PROBLEM TO WORK ON: Would you reproduce all of the entries below, character for character?

Web page and app entries:

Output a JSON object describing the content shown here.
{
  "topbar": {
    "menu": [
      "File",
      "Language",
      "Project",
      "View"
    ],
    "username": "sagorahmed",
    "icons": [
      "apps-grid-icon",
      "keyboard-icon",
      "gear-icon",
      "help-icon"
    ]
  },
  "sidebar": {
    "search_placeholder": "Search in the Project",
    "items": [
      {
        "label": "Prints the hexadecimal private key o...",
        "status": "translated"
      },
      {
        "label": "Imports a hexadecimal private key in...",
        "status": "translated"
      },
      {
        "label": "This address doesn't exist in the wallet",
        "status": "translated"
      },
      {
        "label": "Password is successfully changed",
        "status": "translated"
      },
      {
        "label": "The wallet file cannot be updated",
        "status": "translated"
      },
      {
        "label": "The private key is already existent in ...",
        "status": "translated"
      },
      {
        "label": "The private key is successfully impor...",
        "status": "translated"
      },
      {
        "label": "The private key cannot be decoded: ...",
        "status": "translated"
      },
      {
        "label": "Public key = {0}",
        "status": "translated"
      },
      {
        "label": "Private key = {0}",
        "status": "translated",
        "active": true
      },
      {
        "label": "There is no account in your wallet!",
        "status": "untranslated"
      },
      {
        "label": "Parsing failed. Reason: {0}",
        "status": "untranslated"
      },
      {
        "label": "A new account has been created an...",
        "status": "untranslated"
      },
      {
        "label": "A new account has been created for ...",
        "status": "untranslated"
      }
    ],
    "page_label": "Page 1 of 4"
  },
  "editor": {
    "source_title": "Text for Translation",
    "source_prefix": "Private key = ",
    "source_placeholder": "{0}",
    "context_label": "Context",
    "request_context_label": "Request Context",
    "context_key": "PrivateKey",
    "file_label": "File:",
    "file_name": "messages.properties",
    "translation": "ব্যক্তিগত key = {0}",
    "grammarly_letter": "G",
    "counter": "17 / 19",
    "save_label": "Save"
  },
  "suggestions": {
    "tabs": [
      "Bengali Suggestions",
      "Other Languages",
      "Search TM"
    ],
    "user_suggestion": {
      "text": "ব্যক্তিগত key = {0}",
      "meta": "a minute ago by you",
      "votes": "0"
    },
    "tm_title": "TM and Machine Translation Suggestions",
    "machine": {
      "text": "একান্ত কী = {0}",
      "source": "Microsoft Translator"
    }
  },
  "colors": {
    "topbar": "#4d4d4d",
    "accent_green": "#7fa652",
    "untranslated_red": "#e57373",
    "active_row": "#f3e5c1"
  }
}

SOLUTION TO THE EXERCISE:
Output a JSON object describing the content shown here.
{
  "topbar": {
    "menu": [
      "File",
      "Language",
      "Project",
      "View"
    ],
    "username": "sagorahmed",
    "icons": [
      "apps-grid-icon",
      "keyboard-icon",
      "gear-icon",
      "help-icon"
    ]
  },
  "sidebar": {
    "search_placeholder": "Search in the Project",
    "items": [
      {
        "label": "Prints the hexadecimal private key o...",
        "status": "translated"
      },
      {
        "label": "Imports a hexadecimal private key in...",
        "status": "translated"
      },
      {
        "label": "This address doesn't exist in the wallet",
        "status": "translated"
      },
      {
        "label": "Password is successfully changed",
        "status": "translated"
      },
      {
        "label": "The wallet file cannot be updated",
        "status": "translated"
      },
      {
        "label": "The private key is already existent in ...",
        "status": "translated"
      },
      {
        "label": "The private key is successfully impor...",
        "status": "translated"
      },
      {
        "label": "The private key cannot be decoded: ...",
        "status": "translated"
      },
      {
        "label": "Public key = {0}",
        "status": "translated"
      },
      {
        "label": "Private key = {0}",
        "status": "translated",
        "active": true
      },
      {
        "label": "There is no account in your wallet!",
        "status": "untranslated"
      },
      {
        "label": "Parsing failed. Reason: {0}",
        "status": "untranslated"
      },
      {
        "label": "A new account has been created an...",
        "status": "untranslated"
      },
      {
        "label": "A new account has been created for ...",
        "status": "untranslated"
      }
    ],
    "page_label": "Page 1 of 4"
  },
  "editor": {
    "source_title": "Text for Translation",
    "source_prefix": "Private key = ",
    "source_placeholder": "{0}",
    "context_label": "Context",
    "request_context_label": "Request Context",
    "context_key": "PrivateKey",
    "file_label": "File:",
    "file_name": "messages.properties",
    "translation": "ব্যক্তিগত key = {0}",
    "grammarly_letter": "G",
    "counter": "17 / 19",
    "save_label": "Save"
  },
  "suggestions": {
    "tabs": [
      "Bengali Suggestions",
      "Other Languages",
      "Search TM"
    ],
    "user_suggestion": {
      "text": "ব্যক্তিগত key = {0}",
      "meta": "a minute ago by you",
      "votes": "0"
    },
    "tm_title": "TM and Machine Translation Suggestions",
    "machine": {
      "text": "একান্ত কী = {0}",
      "source": "Microsoft Translator"
    }
  },
  "colors": {
    "topbar": "#4d4d4d",
    "accent_green": "#7fa652",
    "untranslated_red": "#e57373",
    "active_row": "#f3e5c1"
  }
}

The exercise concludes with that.